REQUIREMENT – From the entries that follow, list every line in which the string "tourist" appears.
______
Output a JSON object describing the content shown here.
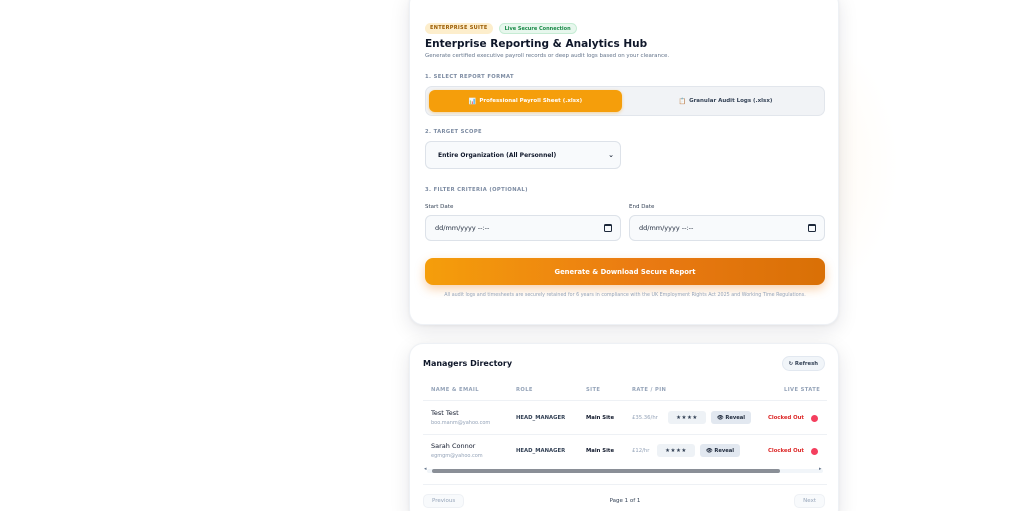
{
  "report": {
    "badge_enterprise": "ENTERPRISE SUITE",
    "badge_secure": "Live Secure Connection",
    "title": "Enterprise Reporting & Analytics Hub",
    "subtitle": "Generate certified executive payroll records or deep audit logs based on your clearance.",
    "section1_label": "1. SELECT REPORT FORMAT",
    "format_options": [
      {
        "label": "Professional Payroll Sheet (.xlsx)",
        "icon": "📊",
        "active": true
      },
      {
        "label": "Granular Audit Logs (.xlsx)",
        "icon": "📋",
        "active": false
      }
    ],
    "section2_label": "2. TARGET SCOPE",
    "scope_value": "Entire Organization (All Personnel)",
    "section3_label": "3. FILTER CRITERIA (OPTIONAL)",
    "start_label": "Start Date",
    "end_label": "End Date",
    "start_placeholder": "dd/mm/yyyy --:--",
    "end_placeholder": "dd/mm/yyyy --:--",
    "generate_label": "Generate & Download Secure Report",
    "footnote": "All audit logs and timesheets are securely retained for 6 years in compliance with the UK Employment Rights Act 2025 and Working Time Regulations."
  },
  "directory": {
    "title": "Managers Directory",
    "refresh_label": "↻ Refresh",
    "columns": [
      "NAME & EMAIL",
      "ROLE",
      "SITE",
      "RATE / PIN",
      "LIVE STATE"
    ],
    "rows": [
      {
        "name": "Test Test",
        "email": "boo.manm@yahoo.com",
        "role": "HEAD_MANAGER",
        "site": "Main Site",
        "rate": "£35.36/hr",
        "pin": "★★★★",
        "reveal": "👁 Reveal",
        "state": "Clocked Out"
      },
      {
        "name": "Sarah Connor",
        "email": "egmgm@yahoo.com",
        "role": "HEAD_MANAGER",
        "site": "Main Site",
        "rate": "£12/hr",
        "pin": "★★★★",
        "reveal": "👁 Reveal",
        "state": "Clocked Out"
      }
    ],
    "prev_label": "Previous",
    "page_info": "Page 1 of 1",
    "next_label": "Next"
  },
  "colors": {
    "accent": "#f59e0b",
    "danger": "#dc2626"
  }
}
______
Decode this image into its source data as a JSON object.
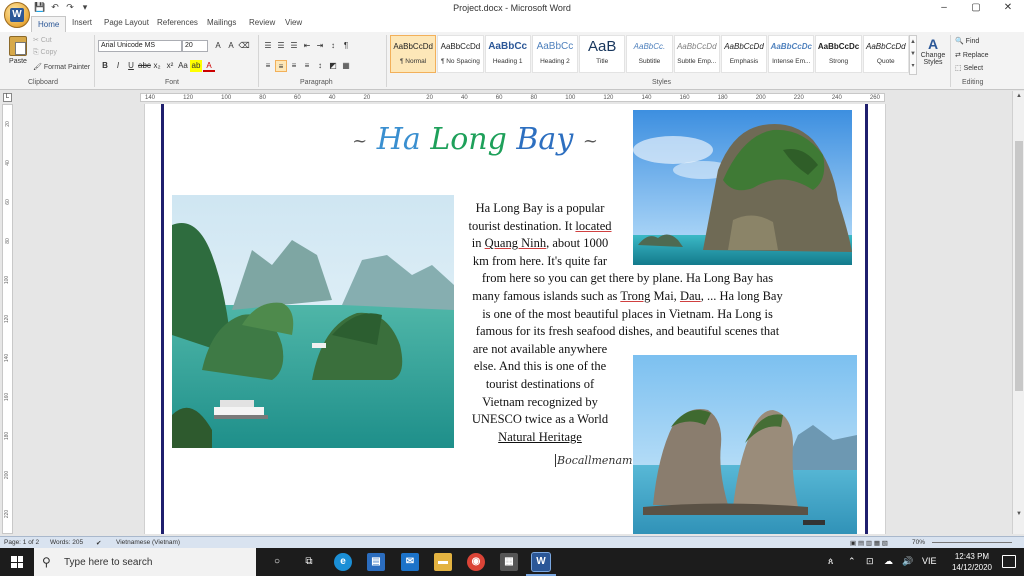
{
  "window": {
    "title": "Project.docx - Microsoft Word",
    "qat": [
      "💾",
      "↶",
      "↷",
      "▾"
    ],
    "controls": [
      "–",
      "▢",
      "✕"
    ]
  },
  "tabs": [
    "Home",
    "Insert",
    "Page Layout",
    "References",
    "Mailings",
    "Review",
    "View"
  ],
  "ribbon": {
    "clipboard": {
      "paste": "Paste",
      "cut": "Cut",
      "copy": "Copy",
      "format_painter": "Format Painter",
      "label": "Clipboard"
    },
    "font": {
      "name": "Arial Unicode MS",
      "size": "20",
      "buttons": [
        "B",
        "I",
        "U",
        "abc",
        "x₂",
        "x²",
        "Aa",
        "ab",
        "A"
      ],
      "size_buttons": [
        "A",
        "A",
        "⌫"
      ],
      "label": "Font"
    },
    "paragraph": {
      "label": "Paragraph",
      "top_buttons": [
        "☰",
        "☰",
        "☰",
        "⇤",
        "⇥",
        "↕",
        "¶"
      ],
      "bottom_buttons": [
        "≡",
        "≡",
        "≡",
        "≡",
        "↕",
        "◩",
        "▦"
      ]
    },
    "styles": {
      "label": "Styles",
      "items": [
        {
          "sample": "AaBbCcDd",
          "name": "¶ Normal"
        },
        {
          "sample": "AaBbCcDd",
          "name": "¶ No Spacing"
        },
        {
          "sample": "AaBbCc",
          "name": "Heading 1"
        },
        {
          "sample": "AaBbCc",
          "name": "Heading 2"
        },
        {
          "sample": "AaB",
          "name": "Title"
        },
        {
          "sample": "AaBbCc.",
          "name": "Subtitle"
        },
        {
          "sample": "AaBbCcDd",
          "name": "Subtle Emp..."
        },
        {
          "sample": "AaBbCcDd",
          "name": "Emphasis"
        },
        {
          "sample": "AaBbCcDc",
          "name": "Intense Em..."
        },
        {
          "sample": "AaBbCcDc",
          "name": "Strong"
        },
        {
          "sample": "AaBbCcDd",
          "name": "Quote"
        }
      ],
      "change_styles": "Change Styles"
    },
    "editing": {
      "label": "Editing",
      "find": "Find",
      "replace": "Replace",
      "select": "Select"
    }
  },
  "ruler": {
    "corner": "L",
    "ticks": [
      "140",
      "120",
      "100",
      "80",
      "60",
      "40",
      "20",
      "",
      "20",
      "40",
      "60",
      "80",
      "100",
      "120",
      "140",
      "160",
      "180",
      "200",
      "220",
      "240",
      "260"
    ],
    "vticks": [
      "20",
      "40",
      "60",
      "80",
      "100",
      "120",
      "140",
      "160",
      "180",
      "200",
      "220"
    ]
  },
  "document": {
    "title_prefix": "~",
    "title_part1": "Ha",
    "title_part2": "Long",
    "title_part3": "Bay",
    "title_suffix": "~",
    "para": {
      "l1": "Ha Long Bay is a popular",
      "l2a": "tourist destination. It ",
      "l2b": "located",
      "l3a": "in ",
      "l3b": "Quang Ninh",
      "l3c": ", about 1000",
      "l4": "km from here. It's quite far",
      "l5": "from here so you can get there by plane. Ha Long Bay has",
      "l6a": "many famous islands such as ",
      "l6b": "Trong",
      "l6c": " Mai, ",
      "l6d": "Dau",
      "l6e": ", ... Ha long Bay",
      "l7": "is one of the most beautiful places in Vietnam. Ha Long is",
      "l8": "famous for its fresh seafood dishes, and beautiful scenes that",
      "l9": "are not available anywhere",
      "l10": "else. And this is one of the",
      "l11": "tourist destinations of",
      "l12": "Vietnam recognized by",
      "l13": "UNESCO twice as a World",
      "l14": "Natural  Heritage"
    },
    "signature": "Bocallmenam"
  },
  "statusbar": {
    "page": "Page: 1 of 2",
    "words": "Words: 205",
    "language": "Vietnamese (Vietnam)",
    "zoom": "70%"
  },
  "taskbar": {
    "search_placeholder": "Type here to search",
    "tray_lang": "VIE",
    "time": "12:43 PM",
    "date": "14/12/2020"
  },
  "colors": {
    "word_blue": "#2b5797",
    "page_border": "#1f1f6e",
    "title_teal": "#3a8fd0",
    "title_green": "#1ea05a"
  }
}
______
RESPONSE TO THE TASK –
      "l2a": "tourist destination. It ",
      "l11": "tourist destinations of",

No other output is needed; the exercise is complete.